Material for this exercise:
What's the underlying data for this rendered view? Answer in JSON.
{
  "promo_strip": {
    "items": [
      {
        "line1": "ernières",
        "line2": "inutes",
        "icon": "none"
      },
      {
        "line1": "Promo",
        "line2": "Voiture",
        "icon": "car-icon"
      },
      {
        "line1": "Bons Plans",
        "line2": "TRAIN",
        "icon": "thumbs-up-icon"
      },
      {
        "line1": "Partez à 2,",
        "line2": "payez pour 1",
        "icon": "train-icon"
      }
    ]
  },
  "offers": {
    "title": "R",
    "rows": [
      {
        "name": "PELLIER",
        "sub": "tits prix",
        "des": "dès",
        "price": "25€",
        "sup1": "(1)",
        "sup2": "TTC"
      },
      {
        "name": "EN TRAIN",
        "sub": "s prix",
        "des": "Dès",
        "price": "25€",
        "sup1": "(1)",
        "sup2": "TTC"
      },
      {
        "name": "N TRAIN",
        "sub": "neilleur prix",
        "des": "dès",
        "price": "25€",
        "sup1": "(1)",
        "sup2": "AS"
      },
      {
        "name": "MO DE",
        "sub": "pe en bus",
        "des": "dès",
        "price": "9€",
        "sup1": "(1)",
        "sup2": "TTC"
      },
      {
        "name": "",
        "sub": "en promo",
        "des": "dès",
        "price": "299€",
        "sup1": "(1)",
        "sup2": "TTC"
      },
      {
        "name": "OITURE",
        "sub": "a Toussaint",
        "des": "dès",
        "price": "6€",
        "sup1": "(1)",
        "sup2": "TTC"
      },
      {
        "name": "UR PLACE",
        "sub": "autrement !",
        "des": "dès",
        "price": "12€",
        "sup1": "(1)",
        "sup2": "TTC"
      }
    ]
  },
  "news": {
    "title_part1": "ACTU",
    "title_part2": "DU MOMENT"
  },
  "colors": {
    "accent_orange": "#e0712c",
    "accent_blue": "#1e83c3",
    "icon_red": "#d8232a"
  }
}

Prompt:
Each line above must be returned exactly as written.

Reply:
What's the underlying data for this rendered view? Answer in JSON.
{
  "promo_strip": {
    "items": [
      {
        "line1": "ernières",
        "line2": "inutes",
        "icon": "none"
      },
      {
        "line1": "Promo",
        "line2": "Voiture",
        "icon": "car-icon"
      },
      {
        "line1": "Bons Plans",
        "line2": "TRAIN",
        "icon": "thumbs-up-icon"
      },
      {
        "line1": "Partez à 2,",
        "line2": "payez pour 1",
        "icon": "train-icon"
      }
    ]
  },
  "offers": {
    "title": "R",
    "rows": [
      {
        "name": "PELLIER",
        "sub": "tits prix",
        "des": "dès",
        "price": "25€",
        "sup1": "(1)",
        "sup2": "TTC"
      },
      {
        "name": "EN TRAIN",
        "sub": "s prix",
        "des": "Dès",
        "price": "25€",
        "sup1": "(1)",
        "sup2": "TTC"
      },
      {
        "name": "N TRAIN",
        "sub": "neilleur prix",
        "des": "dès",
        "price": "25€",
        "sup1": "(1)",
        "sup2": "AS"
      },
      {
        "name": "MO DE",
        "sub": "pe en bus",
        "des": "dès",
        "price": "9€",
        "sup1": "(1)",
        "sup2": "TTC"
      },
      {
        "name": "",
        "sub": "en promo",
        "des": "dès",
        "price": "299€",
        "sup1": "(1)",
        "sup2": "TTC"
      },
      {
        "name": "OITURE",
        "sub": "a Toussaint",
        "des": "dès",
        "price": "6€",
        "sup1": "(1)",
        "sup2": "TTC"
      },
      {
        "name": "UR PLACE",
        "sub": "autrement !",
        "des": "dès",
        "price": "12€",
        "sup1": "(1)",
        "sup2": "TTC"
      }
    ]
  },
  "news": {
    "title_part1": "ACTU",
    "title_part2": "DU MOMENT"
  },
  "colors": {
    "accent_orange": "#e0712c",
    "accent_blue": "#1e83c3",
    "icon_red": "#d8232a"
  }
}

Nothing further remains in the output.